Objective—To examine attitudes toward farm animal
welfare among veterinary college faculty.
Study Population—157 US veterinary college faculty
with large animal or food animal emphasis.
Procedure—Veterinarians from 27 US veterinary colleges
were contacted via e-mail and asked to complete
a 7-page survey relating to farm animal welfare issues.
Thirty-one percent of those contacted responded.
Results—71% of respondents self-characterized
their attitude toward farm animal welfare as "we can
use animals for the greater human good but have an
obligation to provide for the majority of the animals'
physiologic and behavioral needs." An additional 19%
of respondents were more concerned about animal
welfare than was indicated by that statement, and
10% were less concerned about farm animal welfare
than was indicated by that statement. Significant
relationships among demographic variables and attitude
scores were observed, including more concerned
attitudes among females, those with more
liberal political views, and those who cited lower religiosity.
No relationship between attitude and age
Conclusions and Clinical Relevance—Veterinary college
faculty have the opportunity to impact many
stakeholders within the animal agriculture industries
(eg, future veterinarians and policy makers looking for
a veterinary science perspective). Results indicated
that a considerable level of concern toward farm animal
welfare is present in this population. Although the
process of change may not be rapid, it is likely that the
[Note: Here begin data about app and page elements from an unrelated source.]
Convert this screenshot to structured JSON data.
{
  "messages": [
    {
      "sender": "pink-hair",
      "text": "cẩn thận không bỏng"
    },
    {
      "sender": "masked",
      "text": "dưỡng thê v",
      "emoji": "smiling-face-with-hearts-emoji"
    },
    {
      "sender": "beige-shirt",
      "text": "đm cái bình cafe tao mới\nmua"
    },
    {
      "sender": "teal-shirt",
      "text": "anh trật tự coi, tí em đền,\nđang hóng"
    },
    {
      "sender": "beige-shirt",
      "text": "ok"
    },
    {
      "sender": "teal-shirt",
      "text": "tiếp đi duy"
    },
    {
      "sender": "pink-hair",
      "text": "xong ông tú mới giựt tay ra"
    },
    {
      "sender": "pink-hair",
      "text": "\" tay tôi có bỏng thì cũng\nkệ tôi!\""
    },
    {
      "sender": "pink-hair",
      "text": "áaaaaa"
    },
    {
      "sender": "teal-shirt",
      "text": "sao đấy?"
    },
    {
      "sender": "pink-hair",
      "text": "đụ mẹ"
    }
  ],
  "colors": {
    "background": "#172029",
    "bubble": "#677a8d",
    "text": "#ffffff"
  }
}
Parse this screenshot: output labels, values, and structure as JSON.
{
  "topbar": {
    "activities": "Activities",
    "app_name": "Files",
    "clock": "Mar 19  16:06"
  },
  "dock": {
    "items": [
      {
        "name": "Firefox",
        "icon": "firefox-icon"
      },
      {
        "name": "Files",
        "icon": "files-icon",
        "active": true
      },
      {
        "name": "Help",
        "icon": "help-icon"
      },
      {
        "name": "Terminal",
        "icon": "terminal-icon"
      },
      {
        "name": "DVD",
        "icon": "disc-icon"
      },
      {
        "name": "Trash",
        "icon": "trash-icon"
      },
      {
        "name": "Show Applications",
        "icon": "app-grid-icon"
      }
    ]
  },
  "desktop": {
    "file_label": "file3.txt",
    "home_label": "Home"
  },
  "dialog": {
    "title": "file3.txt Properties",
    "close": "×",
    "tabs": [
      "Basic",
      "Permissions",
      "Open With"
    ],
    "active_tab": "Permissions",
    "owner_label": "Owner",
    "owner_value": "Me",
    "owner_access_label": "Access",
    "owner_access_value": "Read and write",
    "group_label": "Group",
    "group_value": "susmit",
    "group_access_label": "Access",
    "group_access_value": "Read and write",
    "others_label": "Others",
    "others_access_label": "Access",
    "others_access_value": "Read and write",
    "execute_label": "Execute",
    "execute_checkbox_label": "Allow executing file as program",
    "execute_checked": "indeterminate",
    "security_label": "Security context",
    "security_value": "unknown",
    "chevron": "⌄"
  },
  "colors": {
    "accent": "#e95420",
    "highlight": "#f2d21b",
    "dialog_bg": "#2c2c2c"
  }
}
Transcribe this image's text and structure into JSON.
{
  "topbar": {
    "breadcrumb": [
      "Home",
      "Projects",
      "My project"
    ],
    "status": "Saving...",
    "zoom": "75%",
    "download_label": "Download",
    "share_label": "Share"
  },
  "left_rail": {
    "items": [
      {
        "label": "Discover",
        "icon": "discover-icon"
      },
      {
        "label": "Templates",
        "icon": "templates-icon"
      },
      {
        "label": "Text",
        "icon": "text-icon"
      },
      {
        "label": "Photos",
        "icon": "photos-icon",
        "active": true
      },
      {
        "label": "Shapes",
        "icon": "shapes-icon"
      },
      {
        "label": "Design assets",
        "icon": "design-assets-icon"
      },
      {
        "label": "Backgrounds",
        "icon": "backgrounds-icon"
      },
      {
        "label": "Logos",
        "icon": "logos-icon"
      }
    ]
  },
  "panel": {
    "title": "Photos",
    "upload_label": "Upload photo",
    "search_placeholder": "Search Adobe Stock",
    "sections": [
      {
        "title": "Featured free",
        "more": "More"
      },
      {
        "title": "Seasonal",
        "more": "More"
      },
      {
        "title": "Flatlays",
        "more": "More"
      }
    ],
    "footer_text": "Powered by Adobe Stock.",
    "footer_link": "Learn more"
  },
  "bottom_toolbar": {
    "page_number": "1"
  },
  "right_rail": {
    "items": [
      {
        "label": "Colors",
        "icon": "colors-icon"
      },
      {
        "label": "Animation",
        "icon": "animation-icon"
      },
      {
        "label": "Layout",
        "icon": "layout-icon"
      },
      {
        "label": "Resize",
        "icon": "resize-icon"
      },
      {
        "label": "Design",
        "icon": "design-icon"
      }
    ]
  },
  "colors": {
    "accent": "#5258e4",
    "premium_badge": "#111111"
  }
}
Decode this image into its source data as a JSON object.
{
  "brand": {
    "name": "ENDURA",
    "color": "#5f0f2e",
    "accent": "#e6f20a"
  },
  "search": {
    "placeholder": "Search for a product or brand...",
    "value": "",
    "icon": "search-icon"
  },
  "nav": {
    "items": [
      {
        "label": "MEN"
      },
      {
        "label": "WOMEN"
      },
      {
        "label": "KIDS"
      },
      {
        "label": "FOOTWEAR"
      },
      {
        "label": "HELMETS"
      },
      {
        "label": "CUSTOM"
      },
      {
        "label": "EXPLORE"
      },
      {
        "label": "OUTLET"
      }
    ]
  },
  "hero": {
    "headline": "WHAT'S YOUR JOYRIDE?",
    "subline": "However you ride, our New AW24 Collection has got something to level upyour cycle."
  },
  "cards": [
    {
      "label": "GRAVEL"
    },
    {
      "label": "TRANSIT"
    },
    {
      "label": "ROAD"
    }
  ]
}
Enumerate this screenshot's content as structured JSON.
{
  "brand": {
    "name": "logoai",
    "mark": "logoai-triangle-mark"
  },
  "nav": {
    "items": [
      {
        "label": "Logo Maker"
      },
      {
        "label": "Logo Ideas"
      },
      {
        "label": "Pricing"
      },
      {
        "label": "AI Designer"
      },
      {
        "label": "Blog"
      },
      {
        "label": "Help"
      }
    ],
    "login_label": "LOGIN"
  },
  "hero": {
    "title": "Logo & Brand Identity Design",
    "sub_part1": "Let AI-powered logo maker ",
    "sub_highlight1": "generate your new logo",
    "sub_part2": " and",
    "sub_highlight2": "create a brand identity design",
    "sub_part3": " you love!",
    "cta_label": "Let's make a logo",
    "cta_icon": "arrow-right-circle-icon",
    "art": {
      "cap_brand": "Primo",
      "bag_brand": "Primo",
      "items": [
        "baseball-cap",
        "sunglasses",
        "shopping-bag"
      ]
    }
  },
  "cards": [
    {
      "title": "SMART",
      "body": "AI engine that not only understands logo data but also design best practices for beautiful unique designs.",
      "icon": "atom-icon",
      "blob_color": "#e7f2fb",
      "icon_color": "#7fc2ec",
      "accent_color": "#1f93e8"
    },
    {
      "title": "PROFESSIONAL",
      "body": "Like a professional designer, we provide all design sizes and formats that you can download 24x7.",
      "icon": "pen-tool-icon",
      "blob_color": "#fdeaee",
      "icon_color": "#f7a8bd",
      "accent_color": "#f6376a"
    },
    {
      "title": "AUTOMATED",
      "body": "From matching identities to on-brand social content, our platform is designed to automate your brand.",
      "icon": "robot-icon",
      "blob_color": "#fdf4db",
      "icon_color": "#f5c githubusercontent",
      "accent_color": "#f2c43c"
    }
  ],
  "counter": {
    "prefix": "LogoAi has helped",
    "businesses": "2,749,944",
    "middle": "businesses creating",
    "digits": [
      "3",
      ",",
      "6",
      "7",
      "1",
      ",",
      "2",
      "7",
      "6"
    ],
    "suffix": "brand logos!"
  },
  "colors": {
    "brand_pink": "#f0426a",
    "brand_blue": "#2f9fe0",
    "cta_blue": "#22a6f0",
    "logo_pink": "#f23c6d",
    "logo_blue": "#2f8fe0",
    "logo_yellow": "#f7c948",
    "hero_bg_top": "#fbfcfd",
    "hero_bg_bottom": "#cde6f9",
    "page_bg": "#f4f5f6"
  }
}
influence of these respondents will factor heavily into
enhancing farm animal welfare. (J Am Vet Med Assoc